    If you have monkeypox, you need to take measures to prevent spreading your monkeypox to others Table 02.

    If you or your clinician suspect that you are ill due to the monkeypox virus, it is important that you stay home so that you don't make other people sick. Monkeypox can be dangerous to other people and animals. Take steps to protect other household members from catching monkeypox from you Table 02.

    Table 2.  Steps to Take to Prevent Spreading Your Monkeypox to Others

    Stay home until your rash has healed and you no longer have symptoms of illness. Do not allow visitors into your house until your clinician says that you are no longer contagious.
    If you do have to leave the house (to receive medical care, for example), wear a surgical mask over your nose and mouth and wear clothing that covers your rash.
    Establish an isolation area to prevent those within your household from becoming sick. This area should be a part of the house that is away from others as much as possible. Household members should wear surgical masks when entering the area, and you should wear a mask if you have to go outside the area.
    Household members should wear single-use disposable gloves if they need to come in direct contact with you, your laundry, your eating utensils, or surfaces that may have come in contact with respiratory droplets, bodily fluids, or monkeypox lesions. Hand washing after glove removal is always necessary.
    Wash your hands often, using warm water and soap; everyone else in your household should do the same. An alcohol-based antibacterial hand rub can be used to cleanse hands when water is not available. Good hand washing should always be done after touching body sites, laundry, eating utensils, or surfaces that may have been in contact with respiratory droplets or skin lesions.

Recommended Reading

Meet the Pharmacists
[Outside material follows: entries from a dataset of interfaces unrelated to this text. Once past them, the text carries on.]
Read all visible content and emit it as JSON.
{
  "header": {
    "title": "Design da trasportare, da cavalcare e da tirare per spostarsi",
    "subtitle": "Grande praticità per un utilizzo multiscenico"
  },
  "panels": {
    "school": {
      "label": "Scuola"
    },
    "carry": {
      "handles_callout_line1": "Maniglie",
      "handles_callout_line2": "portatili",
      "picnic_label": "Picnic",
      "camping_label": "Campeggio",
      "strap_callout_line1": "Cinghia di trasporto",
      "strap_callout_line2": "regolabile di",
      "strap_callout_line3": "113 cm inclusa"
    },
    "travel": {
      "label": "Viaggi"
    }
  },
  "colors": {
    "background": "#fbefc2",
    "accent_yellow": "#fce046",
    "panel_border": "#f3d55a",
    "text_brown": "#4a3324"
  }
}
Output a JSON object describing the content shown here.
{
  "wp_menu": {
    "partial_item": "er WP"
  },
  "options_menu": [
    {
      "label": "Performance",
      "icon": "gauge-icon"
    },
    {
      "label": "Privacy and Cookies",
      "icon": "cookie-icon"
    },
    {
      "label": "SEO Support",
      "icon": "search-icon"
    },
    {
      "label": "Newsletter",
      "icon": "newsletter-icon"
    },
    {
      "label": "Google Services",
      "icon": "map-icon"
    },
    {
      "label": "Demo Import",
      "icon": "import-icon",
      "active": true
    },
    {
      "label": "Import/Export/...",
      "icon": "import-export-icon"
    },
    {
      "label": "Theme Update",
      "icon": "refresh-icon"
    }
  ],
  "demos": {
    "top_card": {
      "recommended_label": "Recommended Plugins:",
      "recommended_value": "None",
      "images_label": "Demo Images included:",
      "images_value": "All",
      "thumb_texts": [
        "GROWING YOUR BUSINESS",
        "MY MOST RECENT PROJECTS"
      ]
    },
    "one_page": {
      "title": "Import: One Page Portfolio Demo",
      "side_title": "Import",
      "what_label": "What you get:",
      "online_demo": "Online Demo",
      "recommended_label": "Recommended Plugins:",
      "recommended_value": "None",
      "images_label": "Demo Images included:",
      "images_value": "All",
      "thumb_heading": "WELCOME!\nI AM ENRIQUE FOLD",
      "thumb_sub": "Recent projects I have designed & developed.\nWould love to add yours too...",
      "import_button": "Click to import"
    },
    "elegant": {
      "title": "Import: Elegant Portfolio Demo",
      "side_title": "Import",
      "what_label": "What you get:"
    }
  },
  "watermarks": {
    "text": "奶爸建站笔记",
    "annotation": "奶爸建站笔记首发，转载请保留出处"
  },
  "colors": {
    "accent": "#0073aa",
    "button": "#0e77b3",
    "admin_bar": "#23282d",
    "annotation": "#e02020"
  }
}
I'm Kristen Dore, PharmD. Welcome to PDR Health!

Check out my latest blog post on heartburn medication

Monkeypox Related Drugs

    Monkeypox Related Conditions